Yoga Is Nothing but to Be!

Yoga Is Nothing but to Be!

By Yves Panneton CYA-E-RYTGOLD

Become who you are. 

— Friedrich Nietzsche

When I saw the theme for the newsletter, I was excited and I could not wait to sit down to write a short article. Once in front of my computer, I just stared at my blank page. Suddenly, I did not know how to approach the topic.

Karma Yoga 

The first thing that came to my mind was Karma Yoga. It seemed the most natural link between yoga and being involved in the world. I was going to say that it is the most accessible yoga yet probably the most difficult. I would have explained that the most important challenge stems from the fact that karma yogis do things for the sake of doing them; they act because their intervention is needed in the here and now; and they intervene notwithstanding what the yogi wants, or may benefit from, or may lose from his/her actions. 

Bhakti Yoga

Then I thought it would not reach those who have a strong faith. So, I considered writing the piece on Bhakti Yoga. I was going to explain that being actively involved in the world is like serving God in the temple. The difference being that instead of making offering to a representation of God in a shrine, the bhakti yogi superimposes God over the world, and all actions in the world are regarded as offerings to God. I would have explained that the bhakti yogi sees himself/herself as the flute Krishna uses to play the music that keeps the Gopis dancing. I would have said that bhakti yogis can opt for various relationships with God. They can see God as a friend like Krishna and Arjuna; as a lover like Krishna and Radha; or as a parent looking after baby Krishna. I would have finished by saying that the main driver for action in Bhakti is love and compassion for others. 

Jnana Yoga

I was afraid to lose those in search of meaning. Then I was thinking of relating the theme to Jnana Yoga or the yoga of knowledge. I would have explained that in this form of yoga, the world is seen as a dynamic expression of Brahman, the Hindu Godhead. I would have said that the universe is in continuous motion; that actions in the world are referred to as sacrifice; and I would have given the example of rain falling from the clouds, which give without worrying if they cause a flood or help flowers to grow. I would have said that our actions are similar because, despite all our good intentions, we cannot be secure in the knowledge that we will achieve the good we had in mind. I would have said that the universe in motion is called Brahman’s Lila or cosmic play. I would have concluded by saying that our purpose in life is solely to partake in Brahman’s Lila. Only our contribution matters and whether we achieve success or not is irrelevant.

Raja Yoga

I then realized I could combine the three forms of yoga in one! So I was about to write about Raja Yoga. I was going to explained that the yamas and niyamas are guidance to properly behave in all the situations we encounter and as such they could relate to Karma Yoga. I would have said that the injunction of surrendering to the divine can be related to Bhakti Yoga and the injunction of studying the scriptures can be related to Jnana Yoga.
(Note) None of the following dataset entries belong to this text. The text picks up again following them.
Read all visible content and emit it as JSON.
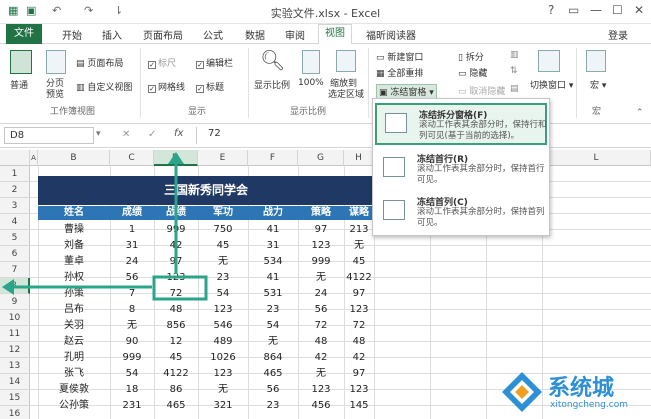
{
  "window": {
    "title": "实验文件.xlsx - Excel",
    "help": "?",
    "login": "登录"
  },
  "quick_access": {
    "undo": "↶",
    "redo": "↷"
  },
  "tabs": [
    "文件",
    "开始",
    "插入",
    "页面布局",
    "公式",
    "数据",
    "审阅",
    "视图",
    "福昕阅读器"
  ],
  "ribbon": {
    "workbook_views": {
      "normal": "普通",
      "page_break": [
        "分页",
        "预览"
      ],
      "page_layout": "页面布局",
      "custom_views": "自定义视图",
      "group": "工作簿视图"
    },
    "show": {
      "ruler": "标尺",
      "formula_bar": "编辑栏",
      "gridlines": "网格线",
      "headings": "标题",
      "group": "显示"
    },
    "zoom": {
      "zoom": "显示比例",
      "hundred": "100%",
      "zoom_selection": [
        "缩放到",
        "选定区域"
      ],
      "group": "显示比例"
    },
    "window": {
      "new_window": "新建窗口",
      "arrange_all": "全部重排",
      "freeze_panes": "冻结窗格",
      "split": "拆分",
      "hide": "隐藏",
      "unhide": "取消隐藏",
      "switch_windows": "切换窗口"
    },
    "macros": {
      "macros": "宏",
      "group": "宏"
    }
  },
  "formula_bar": {
    "name_box": "D8",
    "cancel": "✕",
    "enter": "✓",
    "fx": "fx",
    "value": "72"
  },
  "columns": [
    "A",
    "B",
    "C",
    "D",
    "E",
    "F",
    "G",
    "H",
    "I",
    "J",
    "K",
    "L"
  ],
  "rows": [
    "1",
    "2",
    "3",
    "4",
    "5",
    "6",
    "7",
    "8",
    "9",
    "10",
    "11",
    "12",
    "13",
    "14",
    "15",
    "16"
  ],
  "table": {
    "title": "三国新秀同学会",
    "headers": [
      "姓名",
      "成绩",
      "战绩",
      "军功",
      "战力",
      "策略",
      "谋略"
    ],
    "data": [
      [
        "曹操",
        "1",
        "999",
        "750",
        "41",
        "97",
        "213"
      ],
      [
        "刘备",
        "31",
        "42",
        "45",
        "31",
        "123",
        "无"
      ],
      [
        "董卓",
        "24",
        "97",
        "无",
        "534",
        "999",
        "45"
      ],
      [
        "孙权",
        "56",
        "123",
        "23",
        "41",
        "无",
        "4122"
      ],
      [
        "孙策",
        "7",
        "72",
        "54",
        "531",
        "24",
        "97"
      ],
      [
        "吕布",
        "8",
        "48",
        "123",
        "23",
        "56",
        "123"
      ],
      [
        "关羽",
        "无",
        "856",
        "546",
        "54",
        "72",
        "72"
      ],
      [
        "赵云",
        "90",
        "12",
        "489",
        "无",
        "48",
        "48"
      ],
      [
        "孔明",
        "999",
        "45",
        "1026",
        "864",
        "42",
        "42"
      ],
      [
        "张飞",
        "54",
        "4122",
        "123",
        "465",
        "无",
        "97"
      ],
      [
        "夏侯敦",
        "18",
        "86",
        "无",
        "56",
        "123",
        "123"
      ],
      [
        "公孙策",
        "231",
        "465",
        "321",
        "23",
        "456",
        "145"
      ],
      [
        "……",
        "……",
        "……",
        "……",
        "……",
        "……",
        "……"
      ]
    ]
  },
  "freeze_menu": [
    {
      "title": "冻结拆分窗格(F)",
      "desc": "滚动工作表其余部分时，保持行和列可见(基于当前的选择)。"
    },
    {
      "title": "冻结首行(R)",
      "desc": "滚动工作表其余部分时，保持首行可见。"
    },
    {
      "title": "冻结首列(C)",
      "desc": "滚动工作表其余部分时，保持首列可见。"
    }
  ],
  "watermark": {
    "brand": "系统城",
    "url": "xitongcheng.com"
  },
  "colors": {
    "excel_green": "#217346",
    "header_blue": "#2e75b6",
    "title_navy": "#1f3864",
    "highlight": "#3aa07a"
  }
}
I was so happy, I felt I was almost there.

Hatha Yoga

Then I thought wait a minute! What about Hatha Yoga? After all, it is the form of yoga we are the most familiar with. I could have explained that the limbs of asana and pranayama in Raja Yoga allude to Hatha Yoga but it would not have linked it with the theme of action in the world. I realized I would have to explain that Hatha Yoga is a tantric practice that rests on the yamas and niyamas — that they are different than the ones in Raja Yoga — and it is within those that the practice of asana and pranayama are to be found. Then I would have explained that the Hatha yogi worships Siva and actions in the world are regarded as offerings to Siva. As such, Hatha Yoga is truly a form of Bhakti Yoga. I felt this would have been tricky to write.

A body made in the fire of Yoga

I was getting sad as I felt I was getting nowhere. Then I thought of the analogy that we are like ships sailing on the ocean of life. I smiled and started to get a bit exited. I was thinking that I could say the practice of yoga is making us healthy and with good health we can accomplish our mission in life.

In the end…

I stalled. Mission? What mission? I looked at philosophers for inspiration. The light turned on! I am sure if we were to ask Nietzsche to explain how a yogi can be in the world, he would say that yoga is to become who we are!

Yoga is about letting our potential bloom. It is not so much about achievements as much as skills. If I want to be a doctor but cannot for one reason or another, I can be a physiotherapist, a personal care attendant or a dedicated parent looking after a sick kid. What matters is to allow my caring nature to bloom. 

All we do — be it consoling a friend or climbing Mount Everest — is yoga. If we invest all our soul, we rejoice and grow. Every achievement and failure is a celebration of life and so, in the end, I decided I would not write an article but wait anxiously to read what others have accomplished.

Yves Panneton

Yves Panneton